Years after this prophecy, Jesus is transfigured before his closest disciples’ eyes, and Elijah appears with Christ. Immediately after this miraculous event, Jesus responds with puzzling words to a question about whether Elijah will come as preparation for Jesus’ work as messiah. “To be sure, Elijah comes and will restore all things. But I tell you, Elijah has already come, and they did not recognize him, but have done to him everything they wished. In the same way, the Son of Man is going to suffer at their hands.’ Then the disciples understood that he was talking to them about John the Baptist.” Elijah is still alive, but Jesus proclaims that John the Baptist fulfilled Malachi’s prophecy. By implication, Jesus is claiming the prophecy means Elijah is the prototypical persecuted prophet and thus Malachi does not mean Elijah himself will lead the way.

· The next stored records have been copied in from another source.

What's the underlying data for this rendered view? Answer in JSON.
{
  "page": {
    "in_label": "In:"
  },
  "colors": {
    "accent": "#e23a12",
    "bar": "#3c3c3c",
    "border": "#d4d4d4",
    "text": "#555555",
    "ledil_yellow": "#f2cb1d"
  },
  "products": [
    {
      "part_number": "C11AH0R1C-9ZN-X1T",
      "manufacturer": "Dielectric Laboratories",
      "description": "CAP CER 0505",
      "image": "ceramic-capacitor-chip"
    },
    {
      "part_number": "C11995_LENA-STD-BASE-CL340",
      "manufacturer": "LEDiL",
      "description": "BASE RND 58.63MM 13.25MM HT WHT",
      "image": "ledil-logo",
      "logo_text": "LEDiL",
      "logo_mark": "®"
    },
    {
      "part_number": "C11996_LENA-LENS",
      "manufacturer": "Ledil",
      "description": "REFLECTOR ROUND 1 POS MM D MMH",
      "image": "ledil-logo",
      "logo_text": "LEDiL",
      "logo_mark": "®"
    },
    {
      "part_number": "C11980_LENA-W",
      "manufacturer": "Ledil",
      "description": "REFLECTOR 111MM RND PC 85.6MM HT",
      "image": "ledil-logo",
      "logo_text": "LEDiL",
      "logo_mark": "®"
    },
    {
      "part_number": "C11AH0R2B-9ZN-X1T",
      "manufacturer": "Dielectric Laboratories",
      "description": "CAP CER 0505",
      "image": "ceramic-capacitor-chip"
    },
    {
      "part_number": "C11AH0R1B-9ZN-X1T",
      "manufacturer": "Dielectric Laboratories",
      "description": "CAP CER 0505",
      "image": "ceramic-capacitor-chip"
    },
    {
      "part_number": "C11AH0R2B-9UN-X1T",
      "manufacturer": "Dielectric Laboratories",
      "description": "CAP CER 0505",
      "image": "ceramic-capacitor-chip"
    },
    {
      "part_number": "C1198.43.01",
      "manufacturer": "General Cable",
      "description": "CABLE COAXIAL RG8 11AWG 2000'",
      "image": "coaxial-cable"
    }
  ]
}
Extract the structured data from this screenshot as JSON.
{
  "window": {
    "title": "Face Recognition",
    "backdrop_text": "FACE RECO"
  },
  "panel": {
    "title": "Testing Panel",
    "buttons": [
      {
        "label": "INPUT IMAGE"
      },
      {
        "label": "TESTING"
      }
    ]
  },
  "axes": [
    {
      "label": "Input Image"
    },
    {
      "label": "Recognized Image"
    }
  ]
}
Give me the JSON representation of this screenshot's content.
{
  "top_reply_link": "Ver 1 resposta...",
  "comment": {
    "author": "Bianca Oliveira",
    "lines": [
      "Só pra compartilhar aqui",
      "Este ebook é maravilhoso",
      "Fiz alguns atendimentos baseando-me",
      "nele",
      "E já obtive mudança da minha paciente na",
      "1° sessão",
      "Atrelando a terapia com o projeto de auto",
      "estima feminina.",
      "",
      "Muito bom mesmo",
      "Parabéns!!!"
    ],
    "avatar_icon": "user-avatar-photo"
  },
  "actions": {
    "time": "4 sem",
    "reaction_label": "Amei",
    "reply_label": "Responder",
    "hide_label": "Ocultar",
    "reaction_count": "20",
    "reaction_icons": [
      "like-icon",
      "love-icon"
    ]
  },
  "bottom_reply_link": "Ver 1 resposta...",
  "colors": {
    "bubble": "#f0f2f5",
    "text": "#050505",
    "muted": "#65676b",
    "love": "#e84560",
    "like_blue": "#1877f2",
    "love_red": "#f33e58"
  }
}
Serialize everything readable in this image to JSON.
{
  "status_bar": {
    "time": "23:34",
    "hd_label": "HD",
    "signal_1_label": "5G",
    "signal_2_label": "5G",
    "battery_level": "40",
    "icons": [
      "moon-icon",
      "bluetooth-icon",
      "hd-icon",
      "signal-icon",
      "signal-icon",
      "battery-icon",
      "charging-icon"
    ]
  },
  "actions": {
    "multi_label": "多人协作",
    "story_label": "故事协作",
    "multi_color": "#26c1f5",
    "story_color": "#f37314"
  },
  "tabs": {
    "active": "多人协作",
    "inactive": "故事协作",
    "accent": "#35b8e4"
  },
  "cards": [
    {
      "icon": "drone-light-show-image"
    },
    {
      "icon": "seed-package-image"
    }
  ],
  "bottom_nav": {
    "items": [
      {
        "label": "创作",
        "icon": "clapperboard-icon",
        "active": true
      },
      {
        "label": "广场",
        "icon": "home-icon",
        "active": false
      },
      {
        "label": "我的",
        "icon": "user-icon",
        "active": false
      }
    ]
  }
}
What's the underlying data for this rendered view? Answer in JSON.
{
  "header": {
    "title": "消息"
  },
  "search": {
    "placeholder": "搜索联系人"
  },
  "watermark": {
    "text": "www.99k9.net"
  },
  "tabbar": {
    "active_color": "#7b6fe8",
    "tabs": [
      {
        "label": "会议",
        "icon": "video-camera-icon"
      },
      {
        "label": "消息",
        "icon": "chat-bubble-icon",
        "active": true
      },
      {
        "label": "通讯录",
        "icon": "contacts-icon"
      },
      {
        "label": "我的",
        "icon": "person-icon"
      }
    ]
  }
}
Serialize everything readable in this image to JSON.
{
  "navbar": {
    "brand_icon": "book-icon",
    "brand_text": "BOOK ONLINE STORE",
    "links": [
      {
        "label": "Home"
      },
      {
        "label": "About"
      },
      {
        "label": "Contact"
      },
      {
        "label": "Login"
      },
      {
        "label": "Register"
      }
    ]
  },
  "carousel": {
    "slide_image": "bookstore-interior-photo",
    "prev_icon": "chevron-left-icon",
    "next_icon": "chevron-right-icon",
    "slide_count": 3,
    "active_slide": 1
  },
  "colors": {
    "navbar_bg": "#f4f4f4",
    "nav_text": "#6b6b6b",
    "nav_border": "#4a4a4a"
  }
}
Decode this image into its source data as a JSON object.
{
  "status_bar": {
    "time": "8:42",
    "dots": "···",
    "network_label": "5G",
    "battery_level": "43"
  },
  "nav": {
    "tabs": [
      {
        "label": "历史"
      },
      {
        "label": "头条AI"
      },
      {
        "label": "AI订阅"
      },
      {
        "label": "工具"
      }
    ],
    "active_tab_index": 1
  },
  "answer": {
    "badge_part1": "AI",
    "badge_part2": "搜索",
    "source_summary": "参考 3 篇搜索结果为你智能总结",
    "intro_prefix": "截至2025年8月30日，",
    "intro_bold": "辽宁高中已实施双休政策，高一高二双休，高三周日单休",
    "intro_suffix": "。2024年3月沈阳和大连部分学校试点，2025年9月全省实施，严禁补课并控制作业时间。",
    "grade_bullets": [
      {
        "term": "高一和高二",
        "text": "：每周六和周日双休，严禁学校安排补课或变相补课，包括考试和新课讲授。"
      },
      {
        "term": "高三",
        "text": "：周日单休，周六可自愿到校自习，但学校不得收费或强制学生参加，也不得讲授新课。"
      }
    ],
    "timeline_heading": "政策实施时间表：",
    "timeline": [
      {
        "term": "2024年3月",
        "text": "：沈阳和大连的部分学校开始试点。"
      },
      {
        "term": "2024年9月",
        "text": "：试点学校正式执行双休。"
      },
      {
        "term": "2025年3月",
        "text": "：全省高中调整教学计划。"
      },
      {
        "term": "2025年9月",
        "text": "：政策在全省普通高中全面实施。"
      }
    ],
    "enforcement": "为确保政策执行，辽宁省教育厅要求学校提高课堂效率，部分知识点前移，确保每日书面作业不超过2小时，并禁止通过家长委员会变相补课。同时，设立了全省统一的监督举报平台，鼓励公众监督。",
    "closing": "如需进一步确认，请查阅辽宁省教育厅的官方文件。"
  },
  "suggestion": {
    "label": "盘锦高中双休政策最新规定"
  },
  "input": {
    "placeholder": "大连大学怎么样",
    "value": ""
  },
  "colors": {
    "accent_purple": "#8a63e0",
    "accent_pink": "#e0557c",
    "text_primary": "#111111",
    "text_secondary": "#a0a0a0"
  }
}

John the Baptist, like Elijah before him, does prepare the way for some Jews to trust in God. At the same time, Jesus suggests that rejecting this new Elijah’s message, specifically the call to repent and believe in Jesus, will result in the total destruction predicted in Malachi. Many of Jesus’ contemporaries held fast to the promises found in Malachi, but Jesus wants his disciples to see God’s fulfillment of this prophecy in positive and negative ways.

The time of the messiah means redemption for the world, but immediate judgement for those who reject John the Baptist like Israel rejected Elijah. Let us then heed the call of this prophesied Elijah when he cries, “Look, the Lamb of God, who takes away the sin of the world!” (John 1:29)